“Do not too much regard bumps upon the forehead, rough scratches, or bloody noses; even these may have their good influences; at the worst, they affect only the bark, and do not injure the system like the rust of inaction” (Howe, 8). He feels a boy should, “saw wood, take care of cattle, do jobs about the house; and if you can afford it, let him have a leader to go off upon long excursions; let him learn to ride, to swim, to row, to skate, &c” (Howe, 8). Howe recommends bringing up a girl to “be active about the house; to do every possible kind of work which requires motion of the body; and do not confine her too much to knitting, sewing, &c” (Howe, 8).
Three boys playing “3 old cat” an early form of baseball outside at the Perkins Institution in South Boston in 1890. One boy swings, while one boy, below him prepares to catch the missed ball.
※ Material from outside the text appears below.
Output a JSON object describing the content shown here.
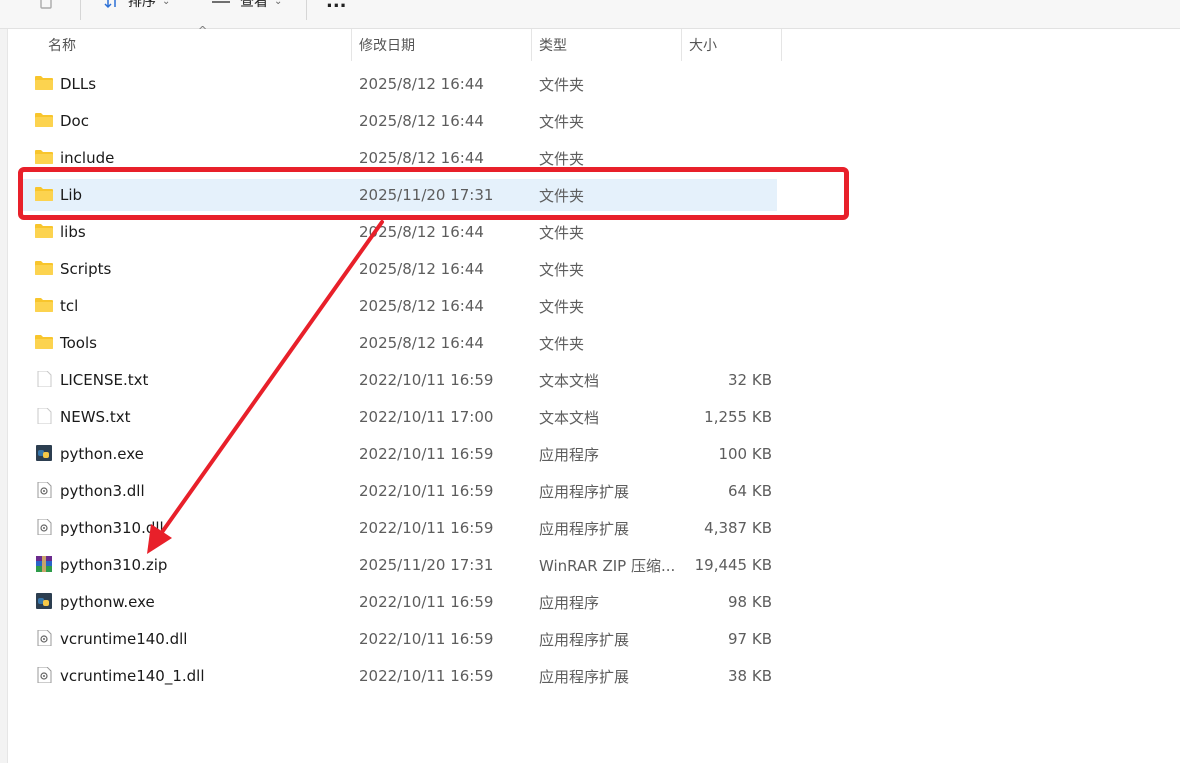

Two boys stand nearby. AG147-118.
In 1841 when this was written, the school had been teaching pupils just shy of 10 years. Opening with just six students, by 1841, there are now 67 students. In the 1834 Annual Report, Howe addresses steps to accommodate growing attendance and writes that he found it “necessary to provide a large play ground” (Howe, 7). The estate in the rear of the mansion being used as the school, was purchased for this purpose.
This attention to play was treated as an important part of the education provided at Perkins from its earliest days. It was also something that Howe recommended be encouraged at home. He notes that for children “nature provides such an exuberance of animal spirits, that motion, not rest, seems their natural condition; and a dozen blind children put into a clear room or play-ground will so make it ring with their merry shouts, and so heartily play their simple games, as to show that bare existence is a boon, and that sun-light and eye-sight are but its additional blessings” (Howe, 4).